■ Aim of the task ■
Quote all entries in full, exactly.

■ Material shown ■
▽

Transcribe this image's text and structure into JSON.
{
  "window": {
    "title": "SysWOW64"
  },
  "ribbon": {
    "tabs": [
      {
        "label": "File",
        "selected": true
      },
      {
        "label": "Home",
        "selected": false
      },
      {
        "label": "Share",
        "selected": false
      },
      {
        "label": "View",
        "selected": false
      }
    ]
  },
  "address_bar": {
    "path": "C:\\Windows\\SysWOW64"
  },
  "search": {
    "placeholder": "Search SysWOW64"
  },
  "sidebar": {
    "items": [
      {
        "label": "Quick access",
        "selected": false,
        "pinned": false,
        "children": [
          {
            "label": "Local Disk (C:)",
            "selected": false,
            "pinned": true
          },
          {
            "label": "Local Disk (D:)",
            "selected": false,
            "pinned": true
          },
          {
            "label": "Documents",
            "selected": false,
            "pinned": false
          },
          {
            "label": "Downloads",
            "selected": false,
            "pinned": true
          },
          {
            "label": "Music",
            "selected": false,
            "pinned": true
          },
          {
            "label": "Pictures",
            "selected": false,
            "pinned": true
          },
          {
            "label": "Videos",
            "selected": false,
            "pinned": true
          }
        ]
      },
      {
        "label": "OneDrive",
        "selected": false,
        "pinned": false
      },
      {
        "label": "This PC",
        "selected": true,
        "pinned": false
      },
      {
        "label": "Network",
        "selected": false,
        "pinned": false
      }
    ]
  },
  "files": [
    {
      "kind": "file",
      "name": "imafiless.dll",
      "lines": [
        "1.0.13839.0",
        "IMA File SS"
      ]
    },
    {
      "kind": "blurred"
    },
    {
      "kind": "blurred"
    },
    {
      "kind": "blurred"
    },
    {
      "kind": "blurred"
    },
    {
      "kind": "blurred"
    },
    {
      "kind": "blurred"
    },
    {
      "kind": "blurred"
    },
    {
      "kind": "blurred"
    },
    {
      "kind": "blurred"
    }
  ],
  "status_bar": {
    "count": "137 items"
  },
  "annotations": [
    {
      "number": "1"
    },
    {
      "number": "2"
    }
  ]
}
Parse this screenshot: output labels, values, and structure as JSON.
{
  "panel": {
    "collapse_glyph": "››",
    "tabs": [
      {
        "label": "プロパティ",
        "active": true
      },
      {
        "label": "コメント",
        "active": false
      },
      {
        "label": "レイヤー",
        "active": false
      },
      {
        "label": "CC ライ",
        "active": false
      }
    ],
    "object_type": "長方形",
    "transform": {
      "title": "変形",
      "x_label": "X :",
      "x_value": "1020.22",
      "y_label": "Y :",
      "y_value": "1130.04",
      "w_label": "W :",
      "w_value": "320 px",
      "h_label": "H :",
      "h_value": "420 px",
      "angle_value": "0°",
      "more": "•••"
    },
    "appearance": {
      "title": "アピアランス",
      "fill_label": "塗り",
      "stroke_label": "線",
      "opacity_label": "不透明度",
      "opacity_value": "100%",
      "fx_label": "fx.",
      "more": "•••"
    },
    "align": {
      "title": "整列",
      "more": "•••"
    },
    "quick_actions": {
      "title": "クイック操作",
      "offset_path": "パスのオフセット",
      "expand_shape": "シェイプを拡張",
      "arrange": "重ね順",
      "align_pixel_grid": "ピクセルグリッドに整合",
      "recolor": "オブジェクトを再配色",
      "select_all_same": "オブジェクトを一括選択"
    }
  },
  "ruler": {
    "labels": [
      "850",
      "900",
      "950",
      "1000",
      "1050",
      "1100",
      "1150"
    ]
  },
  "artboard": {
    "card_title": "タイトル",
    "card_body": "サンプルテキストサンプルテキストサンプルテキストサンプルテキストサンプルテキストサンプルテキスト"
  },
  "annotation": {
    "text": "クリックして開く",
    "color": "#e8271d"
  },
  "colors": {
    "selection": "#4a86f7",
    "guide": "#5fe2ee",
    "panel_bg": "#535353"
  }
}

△

■ Response ■
Transcribe this image's text and structure into JSON.
{
  "window": {
    "title": "SysWOW64"
  },
  "ribbon": {
    "tabs": [
      {
        "label": "File",
        "selected": true
      },
      {
        "label": "Home",
        "selected": false
      },
      {
        "label": "Share",
        "selected": false
      },
      {
        "label": "View",
        "selected": false
      }
    ]
  },
  "address_bar": {
    "path": "C:\\Windows\\SysWOW64"
  },
  "search": {
    "placeholder": "Search SysWOW64"
  },
  "sidebar": {
    "items": [
      {
        "label": "Quick access",
        "selected": false,
        "pinned": false,
        "children": [
          {
            "label": "Local Disk (C:)",
            "selected": false,
            "pinned": true
          },
          {
            "label": "Local Disk (D:)",
            "selected": false,
            "pinned": true
          },
          {
            "label": "Documents",
            "selected": false,
            "pinned": false
          },
          {
            "label": "Downloads",
            "selected": false,
            "pinned": true
          },
          {
            "label": "Music",
            "selected": false,
            "pinned": true
          },
          {
            "label": "Pictures",
            "selected": false,
            "pinned": true
          },
          {
            "label": "Videos",
            "selected": false,
            "pinned": true
          }
        ]
      },
      {
        "label": "OneDrive",
        "selected": false,
        "pinned": false
      },
      {
        "label": "This PC",
        "selected": true,
        "pinned": false
      },
      {
        "label": "Network",
        "selected": false,
        "pinned": false
      }
    ]
  },
  "files": [
    {
      "kind": "file",
      "name": "imafiless.dll",
      "lines": [
        "1.0.13839.0",
        "IMA File SS"
      ]
    },
    {
      "kind": "blurred"
    },
    {
      "kind": "blurred"
    },
    {
      "kind": "blurred"
    },
    {
      "kind": "blurred"
    },
    {
      "kind": "blurred"
    },
    {
      "kind": "blurred"
    },
    {
      "kind": "blurred"
    },
    {
      "kind": "blurred"
    },
    {
      "kind": "blurred"
    }
  ],
  "status_bar": {
    "count": "137 items"
  },
  "annotations": [
    {
      "number": "1"
    },
    {
      "number": "2"
    }
  ]
}
Parse this screenshot: output labels, values, and structure as JSON.
{
  "panel": {
    "collapse_glyph": "››",
    "tabs": [
      {
        "label": "プロパティ",
        "active": true
      },
      {
        "label": "コメント",
        "active": false
      },
      {
        "label": "レイヤー",
        "active": false
      },
      {
        "label": "CC ライ",
        "active": false
      }
    ],
    "object_type": "長方形",
    "transform": {
      "title": "変形",
      "x_label": "X :",
      "x_value": "1020.22",
      "y_label": "Y :",
      "y_value": "1130.04",
      "w_label": "W :",
      "w_value": "320 px",
      "h_label": "H :",
      "h_value": "420 px",
      "angle_value": "0°",
      "more": "•••"
    },
    "appearance": {
      "title": "アピアランス",
      "fill_label": "塗り",
      "stroke_label": "線",
      "opacity_label": "不透明度",
      "opacity_value": "100%",
      "fx_label": "fx.",
      "more": "•••"
    },
    "align": {
      "title": "整列",
      "more": "•••"
    },
    "quick_actions": {
      "title": "クイック操作",
      "offset_path": "パスのオフセット",
      "expand_shape": "シェイプを拡張",
      "arrange": "重ね順",
      "align_pixel_grid": "ピクセルグリッドに整合",
      "recolor": "オブジェクトを再配色",
      "select_all_same": "オブジェクトを一括選択"
    }
  },
  "ruler": {
    "labels": [
      "850",
      "900",
      "950",
      "1000",
      "1050",
      "1100",
      "1150"
    ]
  },
  "artboard": {
    "card_title": "タイトル",
    "card_body": "サンプルテキストサンプルテキストサンプルテキストサンプルテキストサンプルテキストサンプルテキスト"
  },
  "annotation": {
    "text": "クリックして開く",
    "color": "#e8271d"
  },
  "colors": {
    "selection": "#4a86f7",
    "guide": "#5fe2ee",
    "panel_bg": "#535353"
  }
}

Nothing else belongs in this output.